New Study Shows Potential for Cell Therapy to Repair Myelin in Mice
May 27, 2020
Researchers at the University of Rochester report in Cell Reports
that transplanting human brain cells into mice that have damage to nerve-insulating myelin can promote extensive repair and restore movement. The team transplanted immature cells that can develop into myelin-making and other key brain cells directly into the mice’s brains and then examined them up to 20 weeks afterward. They found extensive evidence of repair. The findings add evidence that, with further study, this strategy may help to restore function in progressive forms of MS, where the natural capacity for repairing myelin has stalled over time.
The Rochester team, led by Steve Goldman, MD, PhD, has launched a start-up company to translate these findings into clinical trials for disorders including MS, and the US Food and Drug Administration is currently reviewing data to determine if human trials can proceed.
Read more on the university website

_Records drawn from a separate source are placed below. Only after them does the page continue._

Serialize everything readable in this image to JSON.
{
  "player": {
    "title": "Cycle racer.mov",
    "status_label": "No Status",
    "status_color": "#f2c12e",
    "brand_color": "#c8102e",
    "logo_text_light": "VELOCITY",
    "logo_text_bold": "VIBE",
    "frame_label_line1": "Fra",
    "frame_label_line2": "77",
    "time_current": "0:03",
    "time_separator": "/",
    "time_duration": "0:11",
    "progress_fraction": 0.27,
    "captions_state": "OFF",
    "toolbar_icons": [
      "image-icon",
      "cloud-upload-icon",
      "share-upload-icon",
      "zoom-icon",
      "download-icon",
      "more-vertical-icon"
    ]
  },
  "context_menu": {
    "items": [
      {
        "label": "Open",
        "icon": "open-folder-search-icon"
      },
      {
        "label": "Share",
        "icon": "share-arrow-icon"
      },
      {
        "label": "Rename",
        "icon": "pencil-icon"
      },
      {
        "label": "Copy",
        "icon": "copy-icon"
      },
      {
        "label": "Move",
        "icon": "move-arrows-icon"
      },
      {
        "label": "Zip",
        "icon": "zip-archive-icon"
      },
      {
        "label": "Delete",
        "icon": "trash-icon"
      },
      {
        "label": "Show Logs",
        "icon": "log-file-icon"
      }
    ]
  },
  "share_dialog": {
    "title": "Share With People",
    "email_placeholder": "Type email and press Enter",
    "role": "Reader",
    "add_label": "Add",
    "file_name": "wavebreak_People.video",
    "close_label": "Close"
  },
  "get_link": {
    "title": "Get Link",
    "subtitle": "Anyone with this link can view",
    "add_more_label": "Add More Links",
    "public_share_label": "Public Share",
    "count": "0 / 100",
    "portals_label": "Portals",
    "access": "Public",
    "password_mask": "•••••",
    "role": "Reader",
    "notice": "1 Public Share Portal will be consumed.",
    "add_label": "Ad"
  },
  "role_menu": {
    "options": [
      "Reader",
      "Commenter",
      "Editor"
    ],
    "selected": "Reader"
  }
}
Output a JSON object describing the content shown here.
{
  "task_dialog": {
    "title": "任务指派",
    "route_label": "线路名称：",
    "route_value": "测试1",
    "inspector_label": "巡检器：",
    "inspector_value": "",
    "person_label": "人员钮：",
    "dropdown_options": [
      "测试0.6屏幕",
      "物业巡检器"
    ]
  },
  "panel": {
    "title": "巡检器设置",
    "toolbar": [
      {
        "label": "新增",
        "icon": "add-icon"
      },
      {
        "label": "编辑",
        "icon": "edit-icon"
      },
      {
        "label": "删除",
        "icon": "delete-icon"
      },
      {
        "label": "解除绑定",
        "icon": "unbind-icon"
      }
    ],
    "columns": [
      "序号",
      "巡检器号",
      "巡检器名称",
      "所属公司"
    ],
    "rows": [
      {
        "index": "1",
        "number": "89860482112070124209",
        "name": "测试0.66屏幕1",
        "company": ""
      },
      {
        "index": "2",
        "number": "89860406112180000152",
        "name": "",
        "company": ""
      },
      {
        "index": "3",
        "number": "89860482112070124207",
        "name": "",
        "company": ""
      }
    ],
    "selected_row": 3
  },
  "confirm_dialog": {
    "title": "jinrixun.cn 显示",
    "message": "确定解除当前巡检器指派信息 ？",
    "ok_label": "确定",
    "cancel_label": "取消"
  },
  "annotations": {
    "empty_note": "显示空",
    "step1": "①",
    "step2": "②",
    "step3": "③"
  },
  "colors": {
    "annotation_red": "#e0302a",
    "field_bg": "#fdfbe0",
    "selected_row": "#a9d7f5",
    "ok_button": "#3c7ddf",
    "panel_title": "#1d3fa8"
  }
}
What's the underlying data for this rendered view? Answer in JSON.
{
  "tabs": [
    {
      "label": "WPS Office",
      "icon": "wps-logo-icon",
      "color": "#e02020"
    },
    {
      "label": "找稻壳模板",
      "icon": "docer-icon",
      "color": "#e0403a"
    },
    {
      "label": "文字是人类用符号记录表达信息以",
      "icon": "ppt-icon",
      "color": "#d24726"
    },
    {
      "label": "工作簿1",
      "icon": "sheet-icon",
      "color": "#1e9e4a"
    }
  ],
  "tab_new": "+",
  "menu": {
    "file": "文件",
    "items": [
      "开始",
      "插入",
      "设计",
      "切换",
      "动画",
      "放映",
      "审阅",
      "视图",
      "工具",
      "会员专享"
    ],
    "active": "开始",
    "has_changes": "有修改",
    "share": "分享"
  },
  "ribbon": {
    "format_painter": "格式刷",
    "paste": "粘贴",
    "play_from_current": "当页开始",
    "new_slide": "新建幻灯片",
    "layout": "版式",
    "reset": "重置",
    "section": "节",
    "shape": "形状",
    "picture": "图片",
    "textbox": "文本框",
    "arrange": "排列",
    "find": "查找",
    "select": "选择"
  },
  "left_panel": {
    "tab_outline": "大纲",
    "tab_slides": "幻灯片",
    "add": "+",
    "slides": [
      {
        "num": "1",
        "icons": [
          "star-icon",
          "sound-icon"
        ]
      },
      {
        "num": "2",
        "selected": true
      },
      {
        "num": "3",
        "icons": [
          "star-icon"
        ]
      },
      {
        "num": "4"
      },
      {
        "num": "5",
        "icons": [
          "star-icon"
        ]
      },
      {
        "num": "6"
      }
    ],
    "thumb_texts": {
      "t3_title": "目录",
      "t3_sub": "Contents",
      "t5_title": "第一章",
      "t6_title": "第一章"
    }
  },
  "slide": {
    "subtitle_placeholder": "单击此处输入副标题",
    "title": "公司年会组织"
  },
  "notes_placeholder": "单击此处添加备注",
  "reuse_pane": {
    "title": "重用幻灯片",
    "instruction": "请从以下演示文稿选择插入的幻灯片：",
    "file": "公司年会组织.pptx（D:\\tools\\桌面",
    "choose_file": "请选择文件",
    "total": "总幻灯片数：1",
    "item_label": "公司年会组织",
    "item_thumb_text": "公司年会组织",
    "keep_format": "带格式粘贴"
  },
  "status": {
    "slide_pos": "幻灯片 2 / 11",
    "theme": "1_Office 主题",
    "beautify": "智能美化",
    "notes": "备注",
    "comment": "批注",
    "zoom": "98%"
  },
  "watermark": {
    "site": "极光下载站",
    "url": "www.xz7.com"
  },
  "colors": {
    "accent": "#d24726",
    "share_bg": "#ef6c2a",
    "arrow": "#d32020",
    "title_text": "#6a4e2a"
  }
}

Multiple sclerosis is an unpredictable disease of the central nervous system. Currently there is no cure. Symptoms vary from person to person and may include disabling fatigue, mobility challenges, cognitive changes, and vision issues. An estimated 1 million people live with MS in the United States. Early diagnosis and treatment are critical to minimize disability. Significant progress is being made to achieve a world free of MS.